While OpenBSD is reported to work fine on other hypervisors without virtualisation instructions (VT-x AMD-V) enabled, an OpenBSD virtual machine running on VirtualBox without these instructions will be unusable, manifesting with a bunch of segmentation faults. Starting VirtualBox with the -norawr0 argument may solve the problem. You can do it like this:

$ VBoxSDL -norawr0 -vm name_of_OpenBSD_VM

Windows host: VERR_ACCESS_DENIED

To access the raw VMDK image on a Windows host, run the VirtualBox GUI as administrator.

Windows: "The specified path does not exist. Check the path and then try again."

This error message may appear when running an .exe file which requires administrator privileges from a shared folder in windows guests. [12]

As a workaround, copy the file to the virtual drive or use UNC paths (\\vboxsvr). See [13] for more information.

Windows 8.x error code 0x000000C4

If you get this error code while booting, even if you choose OS Type Win 8, try to enable the CMPXCHG16B CPU instruction:

$ vboxmanage setextradata virtual_machine_name VBoxInternal/CPUM/CMPXCHG16B 1

Windows 8, 8.1 or 10 fails to install, boot or has error "ERR_DISK_FULL"

Update the VM's settings by going to Settings > Storage > Controller:SATA and check "Use Host I/O Cache".

WinXP: Bit-depth cannot be greater than 16

If you are running at 16-bit color depth, then the icons may appear fuzzy/choppy.
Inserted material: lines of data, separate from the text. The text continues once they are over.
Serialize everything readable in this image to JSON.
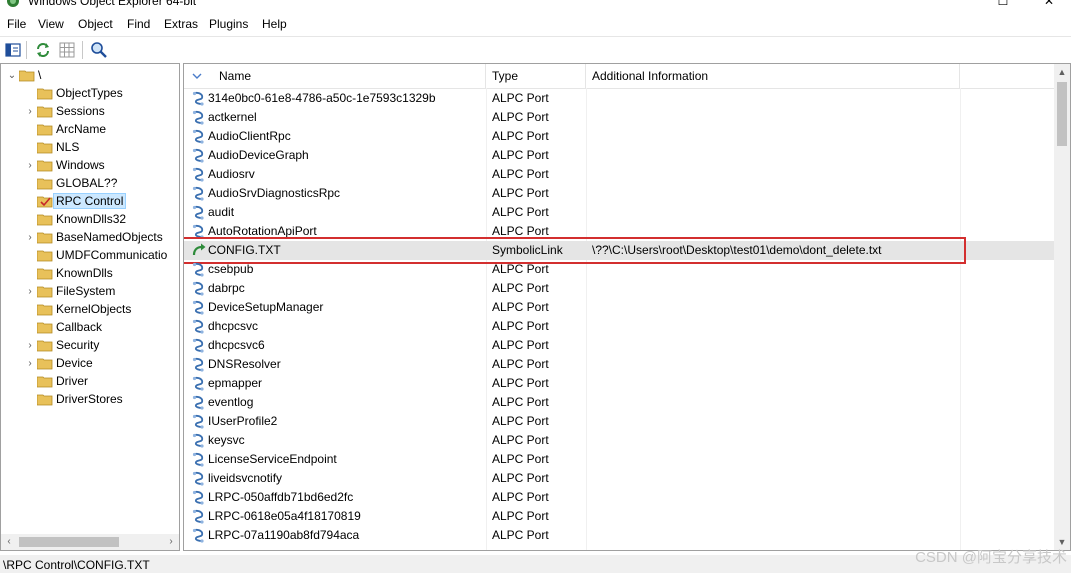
{
  "window": {
    "title": "Windows Object Explorer 64-bit",
    "maximize_glyph": "☐",
    "close_glyph": "✕"
  },
  "menu": [
    "File",
    "View",
    "Object",
    "Find",
    "Extras",
    "Plugins",
    "Help"
  ],
  "tree": {
    "root_label": "\\",
    "items": [
      {
        "label": "ObjectTypes",
        "expandable": false
      },
      {
        "label": "Sessions",
        "expandable": true
      },
      {
        "label": "ArcName",
        "expandable": false
      },
      {
        "label": "NLS",
        "expandable": false
      },
      {
        "label": "Windows",
        "expandable": true
      },
      {
        "label": "GLOBAL??",
        "expandable": false
      },
      {
        "label": "RPC Control",
        "expandable": false,
        "selected": true
      },
      {
        "label": "KnownDlls32",
        "expandable": false
      },
      {
        "label": "BaseNamedObjects",
        "expandable": true
      },
      {
        "label": "UMDFCommunicatio",
        "expandable": false
      },
      {
        "label": "KnownDlls",
        "expandable": false
      },
      {
        "label": "FileSystem",
        "expandable": true
      },
      {
        "label": "KernelObjects",
        "expandable": false
      },
      {
        "label": "Callback",
        "expandable": false
      },
      {
        "label": "Security",
        "expandable": true
      },
      {
        "label": "Device",
        "expandable": true
      },
      {
        "label": "Driver",
        "expandable": false
      },
      {
        "label": "DriverStores",
        "expandable": false
      }
    ]
  },
  "list": {
    "columns": [
      "Name",
      "Type",
      "Additional Information"
    ],
    "rows": [
      {
        "name": "314e0bc0-61e8-4786-a50c-1e7593c1329b",
        "type": "ALPC Port",
        "info": ""
      },
      {
        "name": "actkernel",
        "type": "ALPC Port",
        "info": ""
      },
      {
        "name": "AudioClientRpc",
        "type": "ALPC Port",
        "info": ""
      },
      {
        "name": "AudioDeviceGraph",
        "type": "ALPC Port",
        "info": ""
      },
      {
        "name": "Audiosrv",
        "type": "ALPC Port",
        "info": ""
      },
      {
        "name": "AudioSrvDiagnosticsRpc",
        "type": "ALPC Port",
        "info": ""
      },
      {
        "name": "audit",
        "type": "ALPC Port",
        "info": ""
      },
      {
        "name": "AutoRotationApiPort",
        "type": "ALPC Port",
        "info": ""
      },
      {
        "name": "CONFIG.TXT",
        "type": "SymbolicLink",
        "info": "\\??\\C:\\Users\\root\\Desktop\\test01\\demo\\dont_delete.txt",
        "selected": true
      },
      {
        "name": "csebpub",
        "type": "ALPC Port",
        "info": ""
      },
      {
        "name": "dabrpc",
        "type": "ALPC Port",
        "info": ""
      },
      {
        "name": "DeviceSetupManager",
        "type": "ALPC Port",
        "info": ""
      },
      {
        "name": "dhcpcsvc",
        "type": "ALPC Port",
        "info": ""
      },
      {
        "name": "dhcpcsvc6",
        "type": "ALPC Port",
        "info": ""
      },
      {
        "name": "DNSResolver",
        "type": "ALPC Port",
        "info": ""
      },
      {
        "name": "epmapper",
        "type": "ALPC Port",
        "info": ""
      },
      {
        "name": "eventlog",
        "type": "ALPC Port",
        "info": ""
      },
      {
        "name": "IUserProfile2",
        "type": "ALPC Port",
        "info": ""
      },
      {
        "name": "keysvc",
        "type": "ALPC Port",
        "info": ""
      },
      {
        "name": "LicenseServiceEndpoint",
        "type": "ALPC Port",
        "info": ""
      },
      {
        "name": "liveidsvcnotify",
        "type": "ALPC Port",
        "info": ""
      },
      {
        "name": "LRPC-050affdb71bd6ed2fc",
        "type": "ALPC Port",
        "info": ""
      },
      {
        "name": "LRPC-0618e05a4f18170819",
        "type": "ALPC Port",
        "info": ""
      },
      {
        "name": "LRPC-07a1190ab8fd794aca",
        "type": "ALPC Port",
        "info": ""
      }
    ]
  },
  "status": {
    "path": "\\RPC Control\\CONFIG.TXT"
  },
  "watermark": "CSDN @阿宝分享技术",
  "colors": {
    "folder": "#e8c15a",
    "highlight_border": "#d32f2f",
    "selection": "#cce8ff"
  }
}
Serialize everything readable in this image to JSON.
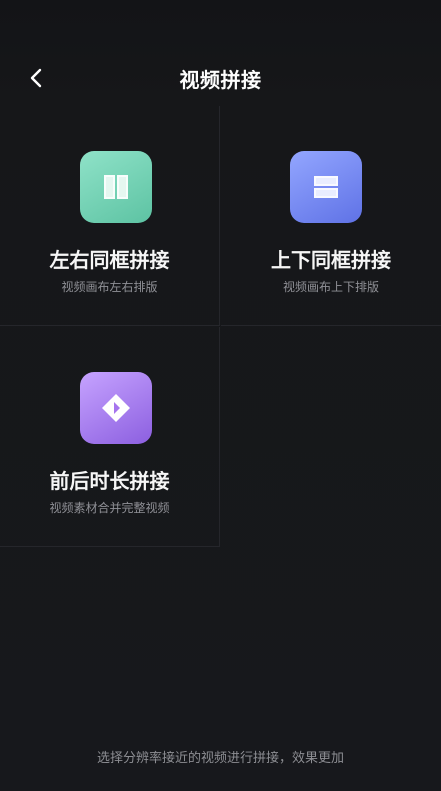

However, upon attempting to change the color depth to a higher level, the system may restrict you to a lower resolution or simply not enable you to change the depth at all. To fix this, run regedit in Windows and add the following key to the Windows XP VM's registry:

[HKEY_LOCAL_MACHINE\SOFTWARE\Policies\Microsoft\Windows NT\Terminal Services]
"ColorDepth"=dword:00000004

Then update the color depth in the "desktop properties" window. If nothing happens, force the screen to redraw through some method (i.e. Host+f to redraw/enter full screen).

Windows: Screen flicker if 3D acceleration enabled

VirtualBox > 4.3.14 has a regression in which Windows guests with 3D acceleration flicker. Since r120678 a patch has been implemented to recognize an environment variable setting, launch VirtualBox like this:

$ CR_RENDER_FORCE_PRESENT_MAIN_THREAD=0 VirtualBox

Make sure no VirtualBox services are still running. See VirtualBox bug 13653.

Cannot mount shared folder from fstab

The /usr/bin/mount.vboxsf binary shipped in virtualbox-guest-utils cannot be used with kernels 4.16 or newer.

The existence of /usr/bin/mount.vboxsf will prevent mounting shared folders from fstab. A workaround is to declare usr/bin/mount.vboxsf as NoExtract in /etc/pacman.conf. See FS#58272 for more information.

See also